Patients with chronic granulomatous disease (CGD) get recurrent infections with a variety of bacterial and fungal pathogens as a consequence of phagocyte defects in production of antimicrobial reactive oxygen metabolites. Patients with CGD often present with clinical syndromes, such as pneumonia or lymphadenitis, for which no credible pathogen is identified, leading to empirical broad-spectrum antibacterial and antifungal therapy. The question beleaguering the clinician in this scenario is whether the patient is infected with a common microbe (e.g., Aspergillus fumigatus, Nocardia asteroides, Staphylococcus aureus) that has eluded detection, or a novel fastidious microbe.

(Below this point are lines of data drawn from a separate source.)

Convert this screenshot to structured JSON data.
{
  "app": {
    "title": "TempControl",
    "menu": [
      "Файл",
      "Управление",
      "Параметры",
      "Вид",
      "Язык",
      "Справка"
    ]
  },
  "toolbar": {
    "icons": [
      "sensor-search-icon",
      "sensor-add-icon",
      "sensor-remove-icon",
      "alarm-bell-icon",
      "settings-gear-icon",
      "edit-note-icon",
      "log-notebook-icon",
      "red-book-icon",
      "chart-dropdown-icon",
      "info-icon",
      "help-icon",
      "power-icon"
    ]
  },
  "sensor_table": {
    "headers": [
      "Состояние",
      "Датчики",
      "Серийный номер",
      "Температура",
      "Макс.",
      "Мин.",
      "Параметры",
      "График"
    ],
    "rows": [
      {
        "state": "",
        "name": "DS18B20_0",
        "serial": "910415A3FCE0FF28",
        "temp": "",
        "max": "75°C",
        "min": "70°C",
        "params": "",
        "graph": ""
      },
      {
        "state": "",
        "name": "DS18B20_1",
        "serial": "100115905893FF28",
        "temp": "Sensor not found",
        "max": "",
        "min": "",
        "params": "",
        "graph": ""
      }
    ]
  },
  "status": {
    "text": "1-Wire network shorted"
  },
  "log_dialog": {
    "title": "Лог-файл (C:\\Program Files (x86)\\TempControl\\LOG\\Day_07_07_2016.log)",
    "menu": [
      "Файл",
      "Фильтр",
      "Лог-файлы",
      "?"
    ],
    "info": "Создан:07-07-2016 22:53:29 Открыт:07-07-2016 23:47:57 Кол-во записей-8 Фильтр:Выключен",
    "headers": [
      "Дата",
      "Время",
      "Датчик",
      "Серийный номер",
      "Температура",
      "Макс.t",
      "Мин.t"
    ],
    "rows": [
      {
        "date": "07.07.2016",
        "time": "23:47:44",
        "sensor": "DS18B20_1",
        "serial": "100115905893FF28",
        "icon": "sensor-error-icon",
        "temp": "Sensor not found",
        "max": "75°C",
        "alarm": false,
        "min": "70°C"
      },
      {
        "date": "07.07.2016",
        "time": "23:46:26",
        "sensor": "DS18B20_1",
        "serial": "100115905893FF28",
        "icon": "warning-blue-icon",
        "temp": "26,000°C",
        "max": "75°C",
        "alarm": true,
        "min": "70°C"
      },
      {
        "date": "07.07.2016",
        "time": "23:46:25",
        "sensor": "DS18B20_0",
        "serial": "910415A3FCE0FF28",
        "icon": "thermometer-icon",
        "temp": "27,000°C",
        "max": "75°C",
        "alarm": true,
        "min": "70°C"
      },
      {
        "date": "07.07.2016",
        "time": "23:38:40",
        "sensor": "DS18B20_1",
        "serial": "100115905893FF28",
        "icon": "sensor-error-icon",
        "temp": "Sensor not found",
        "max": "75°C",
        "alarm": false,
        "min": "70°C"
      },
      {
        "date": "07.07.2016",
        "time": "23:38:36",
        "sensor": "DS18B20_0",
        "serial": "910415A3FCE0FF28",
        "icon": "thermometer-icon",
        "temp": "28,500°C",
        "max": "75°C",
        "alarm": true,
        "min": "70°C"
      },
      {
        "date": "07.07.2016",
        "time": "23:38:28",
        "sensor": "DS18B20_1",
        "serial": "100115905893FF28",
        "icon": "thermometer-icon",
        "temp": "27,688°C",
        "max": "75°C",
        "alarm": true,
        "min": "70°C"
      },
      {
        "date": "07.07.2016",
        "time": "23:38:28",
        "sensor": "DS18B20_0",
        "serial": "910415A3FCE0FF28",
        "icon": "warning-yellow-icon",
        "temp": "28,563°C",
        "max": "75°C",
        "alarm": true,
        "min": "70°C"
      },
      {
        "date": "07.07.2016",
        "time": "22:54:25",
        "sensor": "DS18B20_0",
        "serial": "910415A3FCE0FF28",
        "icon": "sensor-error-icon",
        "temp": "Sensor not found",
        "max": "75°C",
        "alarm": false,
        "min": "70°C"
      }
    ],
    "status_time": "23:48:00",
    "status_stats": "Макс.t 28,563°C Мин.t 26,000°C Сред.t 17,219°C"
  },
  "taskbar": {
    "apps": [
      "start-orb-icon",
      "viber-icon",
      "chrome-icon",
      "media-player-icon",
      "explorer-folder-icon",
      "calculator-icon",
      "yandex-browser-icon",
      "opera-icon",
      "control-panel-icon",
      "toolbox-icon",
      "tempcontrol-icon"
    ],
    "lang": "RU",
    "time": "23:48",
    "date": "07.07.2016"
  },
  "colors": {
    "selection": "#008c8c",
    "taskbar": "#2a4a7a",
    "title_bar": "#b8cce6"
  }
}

Towards a New Ethnohistory is a refreshing departure from the current Canadian literary crisis beleaguering my colleagues. Some scholars have entered a paralytic state in the wake of the exposure of CanLit's ideological motivations. This is not the case with the early-career scholars presented in this uplifting and rigorous volume edited by Keith Thor Carlson, John Sutton Lutz, David M. Schaepe, and Naxaxalhts'i. Settler scholars working on Indigenous anthropology and ethnography have had to reckon with the colonial investments of their fields much earlier than scholars in literary studies. Towards a New Ethnohistory is an illustrative example of criticism that demonstrates the complexity and stickiness of wrangling with colonial desire and epistemological difference. It also proves that the rewards for doing so are great. This collection models the ways in which research can provide a way to establish respectful and reciprocal relationships between different cultural communities. In... 041b061a72